As the sub-heading suggests, the sophisticated customer appreciates a completed full-grain leather product from the craftsman’s point of view. He is confident and discerning, and he easily recognizes when a leather product is selling for a bargain.

Reiteration

The purpose of this post is to focus on full-grain leather, to transit our customers’ leather awareness into that of appreciation. For customers who are at:

  • level 1, simply raising your appreciation one level higher gives you a lot more bargaining power as a spending consumer.
  • level 2, they are already getting bargains.
  • level 3, they already possess the fishing rod. It is a matter of time they progress upwards as their overall taste for consumer goods mature.
  • levels 4 and 5, you know who you are

 

6. Natural leather

Aquila Fashions uses natural leather.

A simple way to understand natural leather is in comparison with fake leather. Natural leather is made using animal hide and fake leather is made using polymers. Moving on, below is a more in-depth explanation of natural leather.

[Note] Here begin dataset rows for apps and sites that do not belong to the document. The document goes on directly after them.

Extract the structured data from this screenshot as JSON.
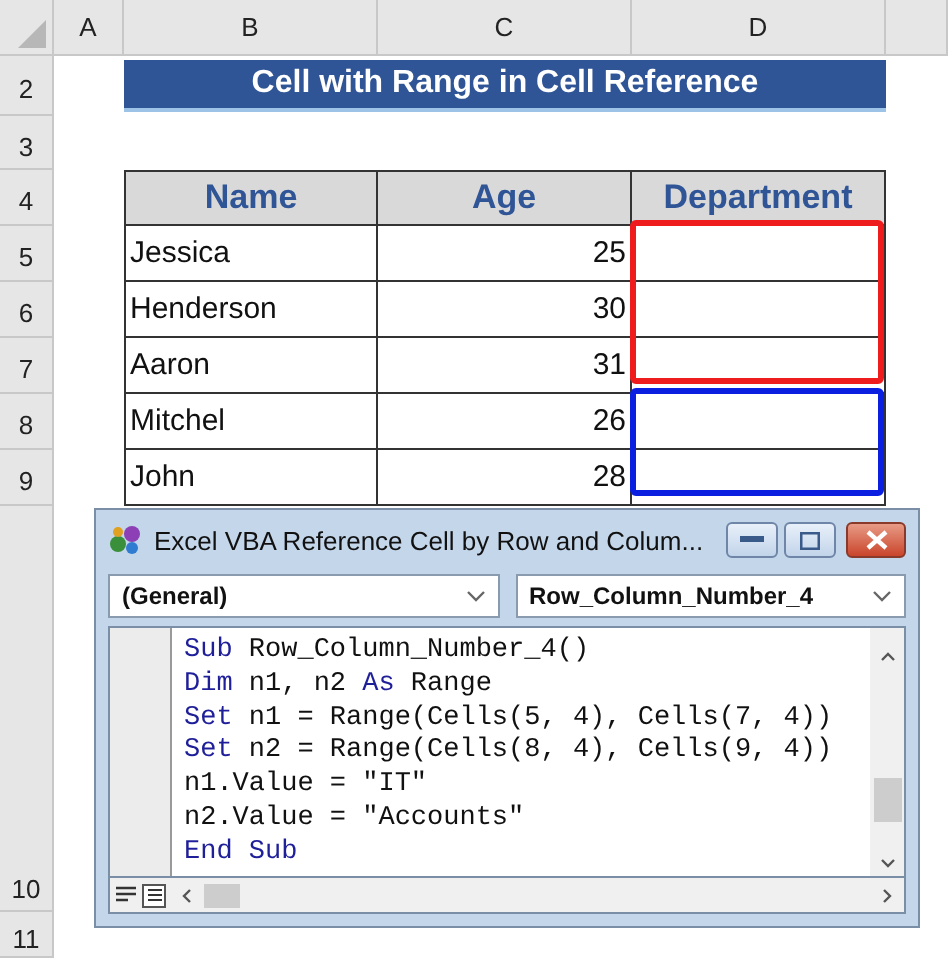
{
  "sheet": {
    "columns": [
      "A",
      "B",
      "C",
      "D"
    ],
    "title_row": {
      "row": "2",
      "text": "Cell with Range in Cell Reference"
    },
    "blank_row": "3",
    "header_row": {
      "row": "4",
      "cells": [
        "Name",
        "Age",
        "Department"
      ]
    },
    "rows": [
      {
        "row": "5",
        "name": "Jessica",
        "age": "25",
        "color": "#ee1c1c"
      },
      {
        "row": "6",
        "name": "Henderson",
        "age": "30",
        "color": "#ee1c1c"
      },
      {
        "row": "7",
        "name": "Aaron",
        "age": "31",
        "color": "#ee1c1c"
      },
      {
        "row": "8",
        "name": "Mitchel",
        "age": "26",
        "color": "#0a1fe0"
      },
      {
        "row": "9",
        "name": "John",
        "age": "28",
        "color": "#0a1fe0"
      }
    ],
    "lower_rows": [
      "10",
      "11"
    ]
  },
  "vba_window": {
    "title": "Excel VBA Reference Cell by Row and Colum...",
    "object_combo": "(General)",
    "procedure_combo": "Row_Column_Number_4",
    "code": [
      [
        {
          "kind": "keyword",
          "text": "Sub"
        },
        {
          "kind": "plain",
          "text": " Row_Column_Number_4()"
        }
      ],
      [
        {
          "kind": "keyword",
          "text": "Dim"
        },
        {
          "kind": "plain",
          "text": " n1, n2 "
        },
        {
          "kind": "keyword",
          "text": "As"
        },
        {
          "kind": "plain",
          "text": " Range"
        }
      ],
      [
        {
          "kind": "keyword",
          "text": "Set"
        },
        {
          "kind": "plain",
          "text": " n1 = Range(Cells(5, 4), Cells(7, 4))"
        }
      ],
      [
        {
          "kind": "keyword",
          "text": "Set"
        },
        {
          "kind": "plain",
          "text": " n2 = Range(Cells(8, 4), Cells(9, 4))"
        }
      ],
      [
        {
          "kind": "plain",
          "text": "n1.Value = \"IT\""
        }
      ],
      [
        {
          "kind": "plain",
          "text": "n2.Value = \"Accounts\""
        }
      ],
      [
        {
          "kind": "keyword",
          "text": "End Sub"
        }
      ]
    ]
  }
}
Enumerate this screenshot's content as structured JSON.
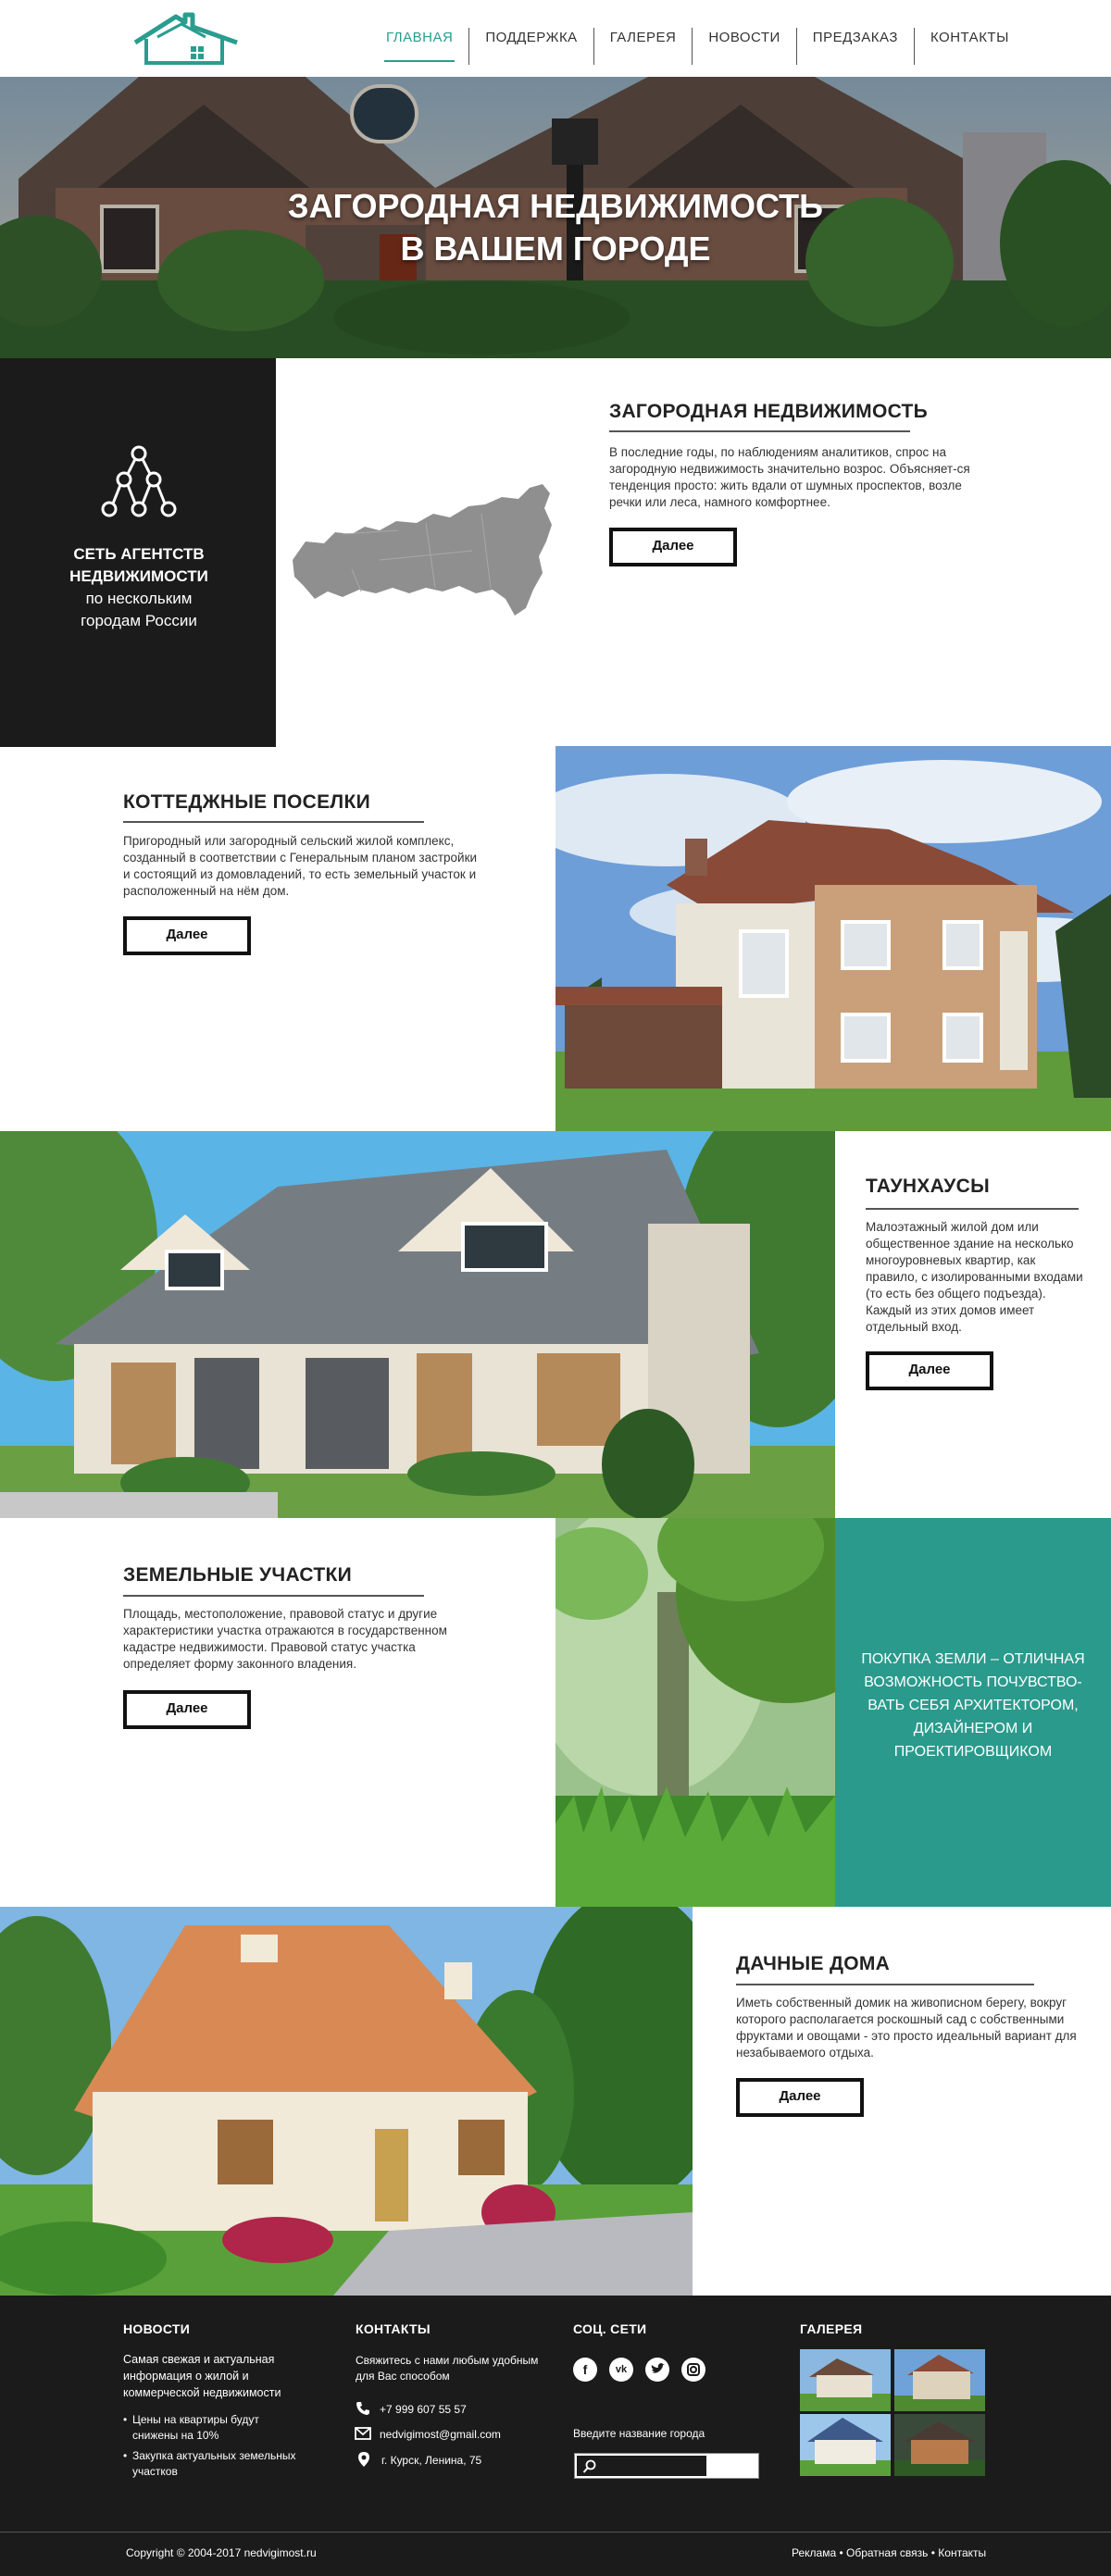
{
  "colors": {
    "accent": "#2a9d8f",
    "teal_block": "#2a9a8c",
    "dark": "#1b1b1b"
  },
  "header": {
    "logo_icon": "house-logo-icon",
    "nav": [
      {
        "label": "ГЛАВНАЯ",
        "active": true
      },
      {
        "label": "ПОДДЕРЖКА",
        "active": false
      },
      {
        "label": "ГАЛЕРЕЯ",
        "active": false
      },
      {
        "label": "НОВОСТИ",
        "active": false
      },
      {
        "label": "ПРЕДЗАКАЗ",
        "active": false
      },
      {
        "label": "КОНТАКТЫ",
        "active": false
      }
    ]
  },
  "hero": {
    "title": "ЗАГОРОДНАЯ НЕДВИЖИМОСТЬ\nВ ВАШЕМ ГОРОДЕ"
  },
  "agency": {
    "icon": "network-tree-icon",
    "line1": "СЕТЬ АГЕНТСТВ",
    "line2": "НЕДВИЖИМОСТИ",
    "line3": "по нескольким",
    "line4": "городам России",
    "map_icon": "russia-map-icon"
  },
  "sections": {
    "country": {
      "title": "ЗАГОРОДНАЯ НЕДВИЖИМОСТЬ",
      "text": "В последние годы, по наблюдениям аналитиков, спрос на загородную недвижимость значительно возрос. Объясняет-ся тенденция просто: жить вдали от шумных проспектов, возле речки или леса, намного комфортнее.",
      "button": "Далее"
    },
    "cottage": {
      "title": "КОТТЕДЖНЫЕ ПОСЕЛКИ",
      "text": "Пригородный или загородный сельский жилой комплекс, созданный в соответствии с Генеральным планом застройки и состоящий из домовладений, то есть земельный участок и расположенный на нём дом.",
      "button": "Далее"
    },
    "townhouse": {
      "title": "ТАУНХАУСЫ",
      "text": "Малоэтажный жилой дом или общественное здание на несколько многоуровневых квартир, как правило, с изолированными входами (то есть без общего подъезда). Каждый из этих домов имеет отдельный вход.",
      "button": "Далее"
    },
    "land": {
      "title": "ЗЕМЕЛЬНЫЕ УЧАСТКИ",
      "text": "Площадь, местоположение, правовой статус и другие характеристики участка отражаются в государственном кадастре недвижимости. Правовой статус участка определяет форму законного владения.",
      "button": "Далее",
      "teal_text": "ПОКУПКА ЗЕМЛИ – ОТЛИЧНАЯ ВОЗМОЖНОСТЬ ПОЧУВСТВО-ВАТЬ СЕБЯ АРХИТЕКТОРОМ, ДИЗАЙНЕРОМ И ПРОЕКТИРОВЩИКОМ"
    },
    "dacha": {
      "title": "ДАЧНЫЕ ДОМА",
      "text": "Иметь собственный домик на живописном берегу, вокруг которого располагается роскошный сад с собственными фруктами и овощами - это просто идеальный вариант для незабываемого отдыха.",
      "button": "Далее"
    }
  },
  "footer": {
    "news": {
      "heading": "НОВОСТИ",
      "intro": "Самая свежая и актуальная информация о жилой и коммерческой недвижимости",
      "items": [
        "Цены на квартиры будут снижены на 10%",
        "Закупка актуальных земельных участков"
      ]
    },
    "contacts": {
      "heading": "КОНТАКТЫ",
      "intro": "Свяжитесь с нами любым удобным для Вас способом",
      "phone": "+7 999 607 55 57",
      "email": "nedvigimost@gmail.com",
      "address": "г. Курск, Ленина, 75"
    },
    "social": {
      "heading": "СОЦ. СЕТИ",
      "icons": [
        "facebook-icon",
        "vk-icon",
        "twitter-icon",
        "instagram-icon"
      ],
      "city_label": "Введите название города",
      "search_placeholder": ""
    },
    "gallery": {
      "heading": "ГАЛЕРЕЯ"
    },
    "copyright": "Copyright © 2004-2017 nedvigimost.ru",
    "links": "Реклама • Обратная связь • Контакты"
  }
}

“Natural leather” in itself is an oxymoron. The purpose of this post is to assist customers to better understand how the term “natural leather” comes to being, despite leather being the result of an “unnatural” industrial process called tanning.

We break the tanning process into two broad categories:

  1. tanning using natural ingredients such as tree bark, and
  2. tanning using chemicals such as chromium sulfate

The former results in natural leather, in so far as the tanning ingredients are organic.

Chemically processed leather is a recent invention to cater to mass market needs. On the other hand, the leather associated with luxury items are usually naturally tanned, a process long invented, yet the finished product so beautiful that it withstands the progress of time.

 

7. Durability of leather

Raw leather is extremely durable, with full-grain leather being the most durable since the animal hide’s epidermis is intact. However, the more important question is the durability of the leather product on a whole. It is broken into two aspects:

  1. Functional durability
  2. Aesthetic durability

A worn out leather belt strap best explains the two aspects above. A leather belt strap is functionally durable because it easily lasts for 10 years without tearing into halves. However the belt strap would cease to look desirable by then, ie the functional durability has outlasted its aesthetic durability.